Work to be completed
Wherever the string "svoz" shows up in the records below, return that line.
(Exercise material)
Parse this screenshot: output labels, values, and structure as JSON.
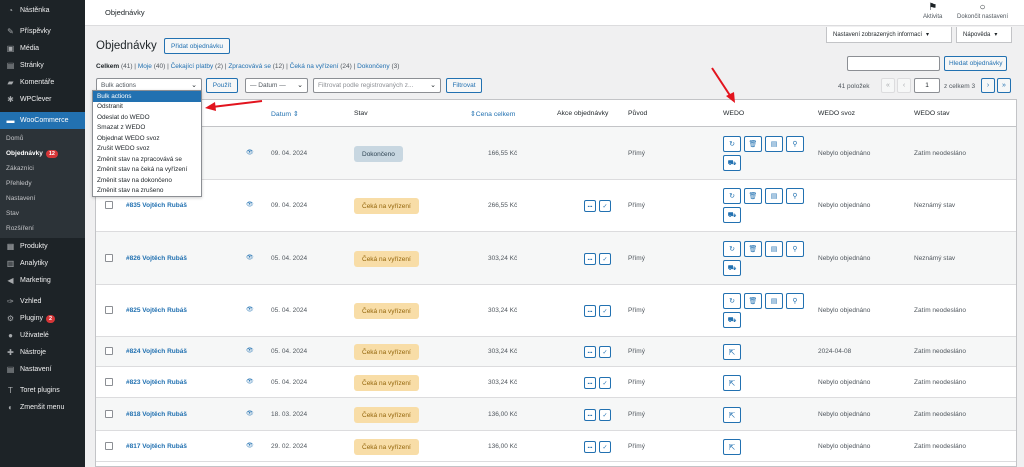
{
  "sidebar": {
    "items_top": [
      {
        "label": "Nástěnka",
        "icon": "dashboard-icon",
        "glyph": "◔"
      },
      {
        "label": "Příspěvky",
        "icon": "pushpin-icon",
        "glyph": "✎"
      },
      {
        "label": "Média",
        "icon": "media-icon",
        "glyph": "▣"
      },
      {
        "label": "Stránky",
        "icon": "pages-icon",
        "glyph": "▤"
      },
      {
        "label": "Komentáře",
        "icon": "comments-icon",
        "glyph": "▰"
      },
      {
        "label": "WPClever",
        "icon": "wpclever-icon",
        "glyph": "✱"
      }
    ],
    "woocommerce": {
      "label": "WooCommerce",
      "icon": "woocommerce-icon",
      "glyph": "▬"
    },
    "submenu": [
      {
        "label": "Domů",
        "current": false
      },
      {
        "label": "Objednávky",
        "current": true,
        "badge": "12"
      },
      {
        "label": "Zákazníci",
        "current": false
      },
      {
        "label": "Přehledy",
        "current": false
      },
      {
        "label": "Nastavení",
        "current": false
      },
      {
        "label": "Stav",
        "current": false
      },
      {
        "label": "Rozšíření",
        "current": false
      }
    ],
    "items_bottom": [
      {
        "label": "Produkty",
        "icon": "products-icon",
        "glyph": "▦"
      },
      {
        "label": "Analytiky",
        "icon": "analytics-icon",
        "glyph": "▥"
      },
      {
        "label": "Marketing",
        "icon": "marketing-icon",
        "glyph": "◀"
      }
    ],
    "items_tools": [
      {
        "label": "Vzhled",
        "icon": "appearance-icon",
        "glyph": "✑"
      },
      {
        "label": "Pluginy",
        "icon": "plugins-icon",
        "glyph": "⚙",
        "badge": "2"
      },
      {
        "label": "Uživatelé",
        "icon": "users-icon",
        "glyph": "●"
      },
      {
        "label": "Nástroje",
        "icon": "tools-icon",
        "glyph": "✚"
      },
      {
        "label": "Nastavení",
        "icon": "settings-icon",
        "glyph": "▤"
      }
    ],
    "toret": {
      "label": "Toret plugins",
      "icon": "toret-icon",
      "glyph": "T"
    },
    "collapse": {
      "label": "Zmenšit menu",
      "icon": "collapse-icon",
      "glyph": "◐"
    }
  },
  "topbar": {
    "title": "Objednávky",
    "activity_label": "Aktivita",
    "finish_setup_label": "Dokončit nastavení"
  },
  "screen_options_label": "Nastavení zobrazených informací",
  "help_label": "Nápověda",
  "page": {
    "heading": "Objednávky",
    "add_order_label": "Přidat objednávku",
    "views": {
      "all": "Celkem",
      "all_count": "(41)",
      "mine": "Moje",
      "mine_count": "(40)",
      "pending": "Čekající platby",
      "pending_count": "(2)",
      "processing": "Zpracovává se",
      "processing_count": "(12)",
      "on_hold": "Čeká na vyřízení",
      "on_hold_count": "(24)",
      "completed": "Dokončeny",
      "completed_count": "(3)"
    },
    "search_button_label": "Hledat objednávky",
    "search_value": ""
  },
  "filters": {
    "bulk_action_value": "Bulk actions",
    "apply_label": "Použít",
    "date_value": "— Datum —",
    "customer_placeholder": "Filtrovat podle registrovaných z...",
    "filter_label": "Filtrovat"
  },
  "pagination": {
    "count_label": "41 položek",
    "first": "«",
    "prev": "‹",
    "next": "›",
    "last": "»",
    "current_page": "1",
    "of_label": "z celkem 3"
  },
  "bulk_dropdown": [
    {
      "label": "Bulk actions",
      "highlighted": true
    },
    {
      "label": "Odstranit",
      "highlighted": false
    },
    {
      "label": "Odeslat do WEDO",
      "highlighted": false
    },
    {
      "label": "Smazat z WEDO",
      "highlighted": false
    },
    {
      "label": "Objednat WEDO svoz",
      "highlighted": false
    },
    {
      "label": "Zrušit WEDO svoz",
      "highlighted": false
    },
    {
      "label": "Změnit stav na zpracovává se",
      "highlighted": false
    },
    {
      "label": "Změnit stav na čeká na vyřízení",
      "highlighted": false
    },
    {
      "label": "Změnit stav na dokončeno",
      "highlighted": false
    },
    {
      "label": "Změnit stav na zrušeno",
      "highlighted": false
    }
  ],
  "table": {
    "columns": {
      "date": "Datum",
      "status": "Stav",
      "total": "Cena celkem",
      "actions": "Akce objednávky",
      "origin": "Původ",
      "wedo": "WEDO",
      "wedo_pickup": "WEDO svoz",
      "wedo_status": "WEDO stav"
    },
    "rows": [
      {
        "order": "",
        "date": "09. 04. 2024",
        "status": "Dokončeno",
        "status_type": "done",
        "total": "166,55 Kč",
        "has_actions": false,
        "origin": "Přímý",
        "wedo_mode": "full",
        "wedo_pickup": "Nebylo objednáno",
        "wedo_status": "Zatím neodesláno"
      },
      {
        "order": "#835 Vojtěch Rubáš",
        "date": "09. 04. 2024",
        "status": "Čeká na vyřízení",
        "status_type": "hold",
        "total": "266,55 Kč",
        "has_actions": true,
        "origin": "Přímý",
        "wedo_mode": "full",
        "wedo_pickup": "Nebylo objednáno",
        "wedo_status": "Neznámý stav"
      },
      {
        "order": "#826 Vojtěch Rubáš",
        "date": "05. 04. 2024",
        "status": "Čeká na vyřízení",
        "status_type": "hold",
        "total": "303,24 Kč",
        "has_actions": true,
        "origin": "Přímý",
        "wedo_mode": "full",
        "wedo_pickup": "Nebylo objednáno",
        "wedo_status": "Neznámý stav"
      },
      {
        "order": "#825 Vojtěch Rubáš",
        "date": "05. 04. 2024",
        "status": "Čeká na vyřízení",
        "status_type": "hold",
        "total": "303,24 Kč",
        "has_actions": true,
        "origin": "Přímý",
        "wedo_mode": "full",
        "wedo_pickup": "Nebylo objednáno",
        "wedo_status": "Zatím neodesláno"
      },
      {
        "order": "#824 Vojtěch Rubáš",
        "date": "05. 04. 2024",
        "status": "Čeká na vyřízení",
        "status_type": "hold",
        "total": "303,24 Kč",
        "has_actions": true,
        "origin": "Přímý",
        "wedo_mode": "send",
        "wedo_pickup": "2024-04-08",
        "wedo_status": "Zatím neodesláno"
      },
      {
        "order": "#823 Vojtěch Rubáš",
        "date": "05. 04. 2024",
        "status": "Čeká na vyřízení",
        "status_type": "hold",
        "total": "303,24 Kč",
        "has_actions": true,
        "origin": "Přímý",
        "wedo_mode": "send",
        "wedo_pickup": "Nebylo objednáno",
        "wedo_status": "Zatím neodesláno"
      },
      {
        "order": "#818 Vojtěch Rubáš",
        "date": "18. 03. 2024",
        "status": "Čeká na vyřízení",
        "status_type": "hold",
        "total": "136,00 Kč",
        "has_actions": true,
        "origin": "Přímý",
        "wedo_mode": "send",
        "wedo_pickup": "Nebylo objednáno",
        "wedo_status": "Zatím neodesláno"
      },
      {
        "order": "#817 Vojtěch Rubáš",
        "date": "29. 02. 2024",
        "status": "Čeká na vyřízení",
        "status_type": "hold",
        "total": "136,00 Kč",
        "has_actions": true,
        "origin": "Přímý",
        "wedo_mode": "send",
        "wedo_pickup": "Nebylo objednáno",
        "wedo_status": "Zatím neodesláno"
      }
    ]
  },
  "annotation_color": "#e2141e"
}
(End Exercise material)
Solved problem
      "label": "Objednat WEDO svoz",
      "label": "Zrušit WEDO svoz",
      "wedo_pickup": "WEDO svoz",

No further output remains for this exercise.